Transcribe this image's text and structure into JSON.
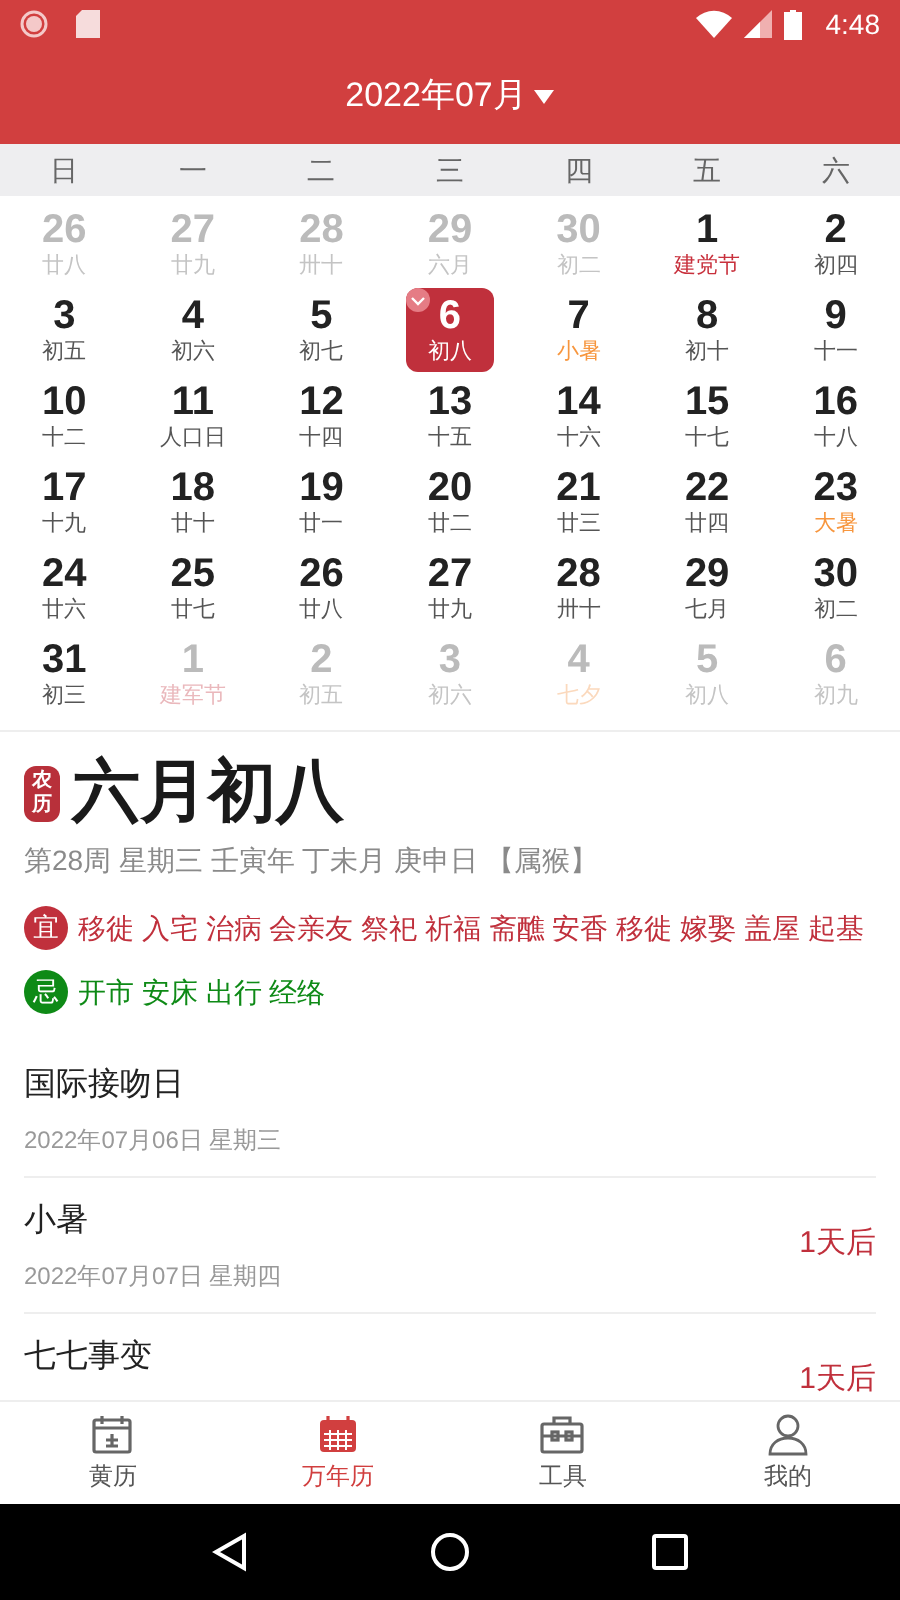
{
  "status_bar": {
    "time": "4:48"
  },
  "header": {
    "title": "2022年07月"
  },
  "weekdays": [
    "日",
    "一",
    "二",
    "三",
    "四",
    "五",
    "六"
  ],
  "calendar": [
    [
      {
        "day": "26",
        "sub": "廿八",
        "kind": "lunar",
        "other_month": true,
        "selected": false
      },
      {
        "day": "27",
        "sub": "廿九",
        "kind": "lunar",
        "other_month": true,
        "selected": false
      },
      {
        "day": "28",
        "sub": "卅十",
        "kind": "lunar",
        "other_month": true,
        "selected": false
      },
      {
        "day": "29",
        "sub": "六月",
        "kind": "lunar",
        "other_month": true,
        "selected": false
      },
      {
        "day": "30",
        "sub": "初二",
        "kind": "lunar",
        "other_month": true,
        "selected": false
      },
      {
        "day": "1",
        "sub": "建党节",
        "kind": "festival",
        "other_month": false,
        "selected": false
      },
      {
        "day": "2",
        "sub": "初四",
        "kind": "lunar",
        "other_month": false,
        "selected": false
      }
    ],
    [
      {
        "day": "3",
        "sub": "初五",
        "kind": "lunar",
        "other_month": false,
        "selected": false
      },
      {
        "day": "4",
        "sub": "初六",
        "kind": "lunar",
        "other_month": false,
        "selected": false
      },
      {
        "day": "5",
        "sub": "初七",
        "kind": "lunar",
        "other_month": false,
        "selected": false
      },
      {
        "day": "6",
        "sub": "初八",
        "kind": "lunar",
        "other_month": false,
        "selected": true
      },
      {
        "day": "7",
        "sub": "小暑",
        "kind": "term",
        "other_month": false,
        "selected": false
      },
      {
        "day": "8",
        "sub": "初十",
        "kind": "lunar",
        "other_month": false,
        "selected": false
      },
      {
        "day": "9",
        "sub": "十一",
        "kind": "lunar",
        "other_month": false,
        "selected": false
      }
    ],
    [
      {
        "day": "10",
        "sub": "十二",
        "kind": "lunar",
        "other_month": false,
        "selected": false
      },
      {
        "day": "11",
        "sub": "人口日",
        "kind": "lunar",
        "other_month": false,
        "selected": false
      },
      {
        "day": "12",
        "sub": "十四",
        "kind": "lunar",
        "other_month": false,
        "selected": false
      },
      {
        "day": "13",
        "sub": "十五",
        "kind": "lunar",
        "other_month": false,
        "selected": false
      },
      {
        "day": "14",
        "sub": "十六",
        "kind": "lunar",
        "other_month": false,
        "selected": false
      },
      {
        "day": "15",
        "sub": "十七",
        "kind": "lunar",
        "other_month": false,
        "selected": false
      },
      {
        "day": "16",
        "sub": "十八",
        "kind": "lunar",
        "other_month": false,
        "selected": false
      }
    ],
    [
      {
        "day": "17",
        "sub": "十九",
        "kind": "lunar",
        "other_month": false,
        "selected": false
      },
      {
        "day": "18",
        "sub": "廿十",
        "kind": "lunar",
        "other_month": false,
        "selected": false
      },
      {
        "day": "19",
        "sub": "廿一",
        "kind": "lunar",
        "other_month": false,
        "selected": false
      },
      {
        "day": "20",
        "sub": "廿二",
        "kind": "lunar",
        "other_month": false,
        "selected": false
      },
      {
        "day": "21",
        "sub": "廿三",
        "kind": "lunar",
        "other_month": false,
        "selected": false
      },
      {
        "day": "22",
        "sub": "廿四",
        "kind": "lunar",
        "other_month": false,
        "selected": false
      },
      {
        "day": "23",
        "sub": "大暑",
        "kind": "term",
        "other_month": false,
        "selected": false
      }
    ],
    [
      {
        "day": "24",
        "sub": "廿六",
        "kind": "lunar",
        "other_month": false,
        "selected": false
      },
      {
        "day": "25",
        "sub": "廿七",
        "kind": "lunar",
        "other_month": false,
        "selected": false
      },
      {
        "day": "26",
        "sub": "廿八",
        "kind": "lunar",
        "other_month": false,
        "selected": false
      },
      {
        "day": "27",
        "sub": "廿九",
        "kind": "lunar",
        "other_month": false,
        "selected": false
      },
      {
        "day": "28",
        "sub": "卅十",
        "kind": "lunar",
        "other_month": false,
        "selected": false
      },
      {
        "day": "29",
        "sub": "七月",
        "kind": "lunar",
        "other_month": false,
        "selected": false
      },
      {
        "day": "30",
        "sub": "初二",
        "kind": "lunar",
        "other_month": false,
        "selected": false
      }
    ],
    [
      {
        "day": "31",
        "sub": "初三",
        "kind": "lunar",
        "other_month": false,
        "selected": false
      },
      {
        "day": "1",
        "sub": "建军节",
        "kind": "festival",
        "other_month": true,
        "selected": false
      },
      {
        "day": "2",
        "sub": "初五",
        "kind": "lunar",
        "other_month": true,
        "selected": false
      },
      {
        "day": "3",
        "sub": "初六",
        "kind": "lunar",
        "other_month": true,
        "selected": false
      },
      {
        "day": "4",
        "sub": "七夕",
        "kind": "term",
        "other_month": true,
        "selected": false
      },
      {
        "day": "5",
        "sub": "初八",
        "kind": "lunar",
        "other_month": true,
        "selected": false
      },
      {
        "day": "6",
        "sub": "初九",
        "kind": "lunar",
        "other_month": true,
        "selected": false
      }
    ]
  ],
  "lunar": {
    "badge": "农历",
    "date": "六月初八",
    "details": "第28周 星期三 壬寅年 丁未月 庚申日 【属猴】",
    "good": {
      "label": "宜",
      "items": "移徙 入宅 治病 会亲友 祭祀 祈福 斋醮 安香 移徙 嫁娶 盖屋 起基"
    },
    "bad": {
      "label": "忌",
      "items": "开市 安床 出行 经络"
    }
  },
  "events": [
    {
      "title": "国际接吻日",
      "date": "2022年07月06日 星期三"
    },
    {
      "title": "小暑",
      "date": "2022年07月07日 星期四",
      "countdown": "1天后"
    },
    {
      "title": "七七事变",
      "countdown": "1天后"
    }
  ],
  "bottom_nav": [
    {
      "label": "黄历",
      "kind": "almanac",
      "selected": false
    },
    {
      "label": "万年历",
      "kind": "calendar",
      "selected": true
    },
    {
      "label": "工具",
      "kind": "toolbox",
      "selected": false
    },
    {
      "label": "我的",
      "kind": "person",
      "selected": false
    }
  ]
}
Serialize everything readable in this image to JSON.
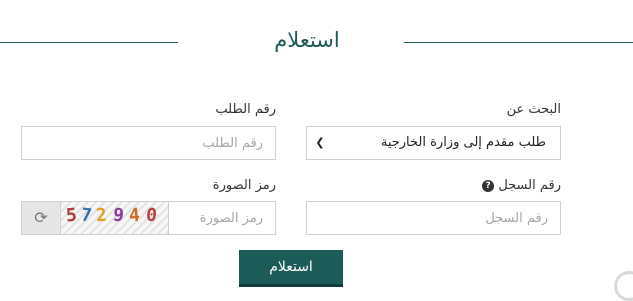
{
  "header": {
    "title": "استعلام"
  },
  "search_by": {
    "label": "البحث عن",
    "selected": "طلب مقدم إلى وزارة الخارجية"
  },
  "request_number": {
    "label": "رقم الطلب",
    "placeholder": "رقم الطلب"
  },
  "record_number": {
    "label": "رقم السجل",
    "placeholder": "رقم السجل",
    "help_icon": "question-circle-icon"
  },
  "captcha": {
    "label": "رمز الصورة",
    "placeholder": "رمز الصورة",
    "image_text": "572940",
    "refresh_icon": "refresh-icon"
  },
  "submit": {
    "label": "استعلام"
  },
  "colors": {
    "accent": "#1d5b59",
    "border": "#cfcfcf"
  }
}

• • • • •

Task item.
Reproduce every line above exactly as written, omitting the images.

Task response.
Transcribe this image's text and structure into JSON.
{
  "status_bar": {
    "time": "4:48"
  },
  "header": {
    "title": "2022年07月"
  },
  "weekdays": [
    "日",
    "一",
    "二",
    "三",
    "四",
    "五",
    "六"
  ],
  "calendar": [
    [
      {
        "day": "26",
        "sub": "廿八",
        "kind": "lunar",
        "other_month": true,
        "selected": false
      },
      {
        "day": "27",
        "sub": "廿九",
        "kind": "lunar",
        "other_month": true,
        "selected": false
      },
      {
        "day": "28",
        "sub": "卅十",
        "kind": "lunar",
        "other_month": true,
        "selected": false
      },
      {
        "day": "29",
        "sub": "六月",
        "kind": "lunar",
        "other_month": true,
        "selected": false
      },
      {
        "day": "30",
        "sub": "初二",
        "kind": "lunar",
        "other_month": true,
        "selected": false
      },
      {
        "day": "1",
        "sub": "建党节",
        "kind": "festival",
        "other_month": false,
        "selected": false
      },
      {
        "day": "2",
        "sub": "初四",
        "kind": "lunar",
        "other_month": false,
        "selected": false
      }
    ],
    [
      {
        "day": "3",
        "sub": "初五",
        "kind": "lunar",
        "other_month": false,
        "selected": false
      },
      {
        "day": "4",
        "sub": "初六",
        "kind": "lunar",
        "other_month": false,
        "selected": false
      },
      {
        "day": "5",
        "sub": "初七",
        "kind": "lunar",
        "other_month": false,
        "selected": false
      },
      {
        "day": "6",
        "sub": "初八",
        "kind": "lunar",
        "other_month": false,
        "selected": true
      },
      {
        "day": "7",
        "sub": "小暑",
        "kind": "term",
        "other_month": false,
        "selected": false
      },
      {
        "day": "8",
        "sub": "初十",
        "kind": "lunar",
        "other_month": false,
        "selected": false
      },
      {
        "day": "9",
        "sub": "十一",
        "kind": "lunar",
        "other_month": false,
        "selected": false
      }
    ],
    [
      {
        "day": "10",
        "sub": "十二",
        "kind": "lunar",
        "other_month": false,
        "selected": false
      },
      {
        "day": "11",
        "sub": "人口日",
        "kind": "lunar",
        "other_month": false,
        "selected": false
      },
      {
        "day": "12",
        "sub": "十四",
        "kind": "lunar",
        "other_month": false,
        "selected": false
      },
      {
        "day": "13",
        "sub": "十五",
        "kind": "lunar",
        "other_month": false,
        "selected": false
      },
      {
        "day": "14",
        "sub": "十六",
        "kind": "lunar",
        "other_month": false,
        "selected": false
      },
      {
        "day": "15",
        "sub": "十七",
        "kind": "lunar",
        "other_month": false,
        "selected": false
      },
      {
        "day": "16",
        "sub": "十八",
        "kind": "lunar",
        "other_month": false,
        "selected": false
      }
    ],
    [
      {
        "day": "17",
        "sub": "十九",
        "kind": "lunar",
        "other_month": false,
        "selected": false
      },
      {
        "day": "18",
        "sub": "廿十",
        "kind": "lunar",
        "other_month": false,
        "selected": false
      },
      {
        "day": "19",
        "sub": "廿一",
        "kind": "lunar",
        "other_month": false,
        "selected": false
      },
      {
        "day": "20",
        "sub": "廿二",
        "kind": "lunar",
        "other_month": false,
        "selected": false
      },
      {
        "day": "21",
        "sub": "廿三",
        "kind": "lunar",
        "other_month": false,
        "selected": false
      },
      {
        "day": "22",
        "sub": "廿四",
        "kind": "lunar",
        "other_month": false,
        "selected": false
      },
      {
        "day": "23",
        "sub": "大暑",
        "kind": "term",
        "other_month": false,
        "selected": false
      }
    ],
    [
      {
        "day": "24",
        "sub": "廿六",
        "kind": "lunar",
        "other_month": false,
        "selected": false
      },
      {
        "day": "25",
        "sub": "廿七",
        "kind": "lunar",
        "other_month": false,
        "selected": false
      },
      {
        "day": "26",
        "sub": "廿八",
        "kind": "lunar",
        "other_month": false,
        "selected": false
      },
      {
        "day": "27",
        "sub": "廿九",
        "kind": "lunar",
        "other_month": false,
        "selected": false
      },
      {
        "day": "28",
        "sub": "卅十",
        "kind": "lunar",
        "other_month": false,
        "selected": false
      },
      {
        "day": "29",
        "sub": "七月",
        "kind": "lunar",
        "other_month": false,
        "selected": false
      },
      {
        "day": "30",
        "sub": "初二",
        "kind": "lunar",
        "other_month": false,
        "selected": false
      }
    ],
    [
      {
        "day": "31",
        "sub": "初三",
        "kind": "lunar",
        "other_month": false,
        "selected": false
      },
      {
        "day": "1",
        "sub": "建军节",
        "kind": "festival",
        "other_month": true,
        "selected": false
      },
      {
        "day": "2",
        "sub": "初五",
        "kind": "lunar",
        "other_month": true,
        "selected": false
      },
      {
        "day": "3",
        "sub": "初六",
        "kind": "lunar",
        "other_month": true,
        "selected": false
      },
      {
        "day": "4",
        "sub": "七夕",
        "kind": "term",
        "other_month": true,
        "selected": false
      },
      {
        "day": "5",
        "sub": "初八",
        "kind": "lunar",
        "other_month": true,
        "selected": false
      },
      {
        "day": "6",
        "sub": "初九",
        "kind": "lunar",
        "other_month": true,
        "selected": false
      }
    ]
  ],
  "lunar": {
    "badge": "农历",
    "date": "六月初八",
    "details": "第28周 星期三 壬寅年 丁未月 庚申日 【属猴】",
    "good": {
      "label": "宜",
      "items": "移徙 入宅 治病 会亲友 祭祀 祈福 斋醮 安香 移徙 嫁娶 盖屋 起基"
    },
    "bad": {
      "label": "忌",
      "items": "开市 安床 出行 经络"
    }
  },
  "events": [
    {
      "title": "国际接吻日",
      "date": "2022年07月06日 星期三"
    },
    {
      "title": "小暑",
      "date": "2022年07月07日 星期四",
      "countdown": "1天后"
    },
    {
      "title": "七七事变",
      "countdown": "1天后"
    }
  ],
  "bottom_nav": [
    {
      "label": "黄历",
      "kind": "almanac",
      "selected": false
    },
    {
      "label": "万年历",
      "kind": "calendar",
      "selected": true
    },
    {
      "label": "工具",
      "kind": "toolbox",
      "selected": false
    },
    {
      "label": "我的",
      "kind": "person",
      "selected": false
    }
  ]
}
Serialize everything readable in this image to JSON.
{
  "header": {
    "title": "استعلام"
  },
  "search_by": {
    "label": "البحث عن",
    "selected": "طلب مقدم إلى وزارة الخارجية"
  },
  "request_number": {
    "label": "رقم الطلب",
    "placeholder": "رقم الطلب"
  },
  "record_number": {
    "label": "رقم السجل",
    "placeholder": "رقم السجل",
    "help_icon": "question-circle-icon"
  },
  "captcha": {
    "label": "رمز الصورة",
    "placeholder": "رمز الصورة",
    "image_text": "572940",
    "refresh_icon": "refresh-icon"
  },
  "submit": {
    "label": "استعلام"
  },
  "colors": {
    "accent": "#1d5b59",
    "border": "#cfcfcf"
  }
}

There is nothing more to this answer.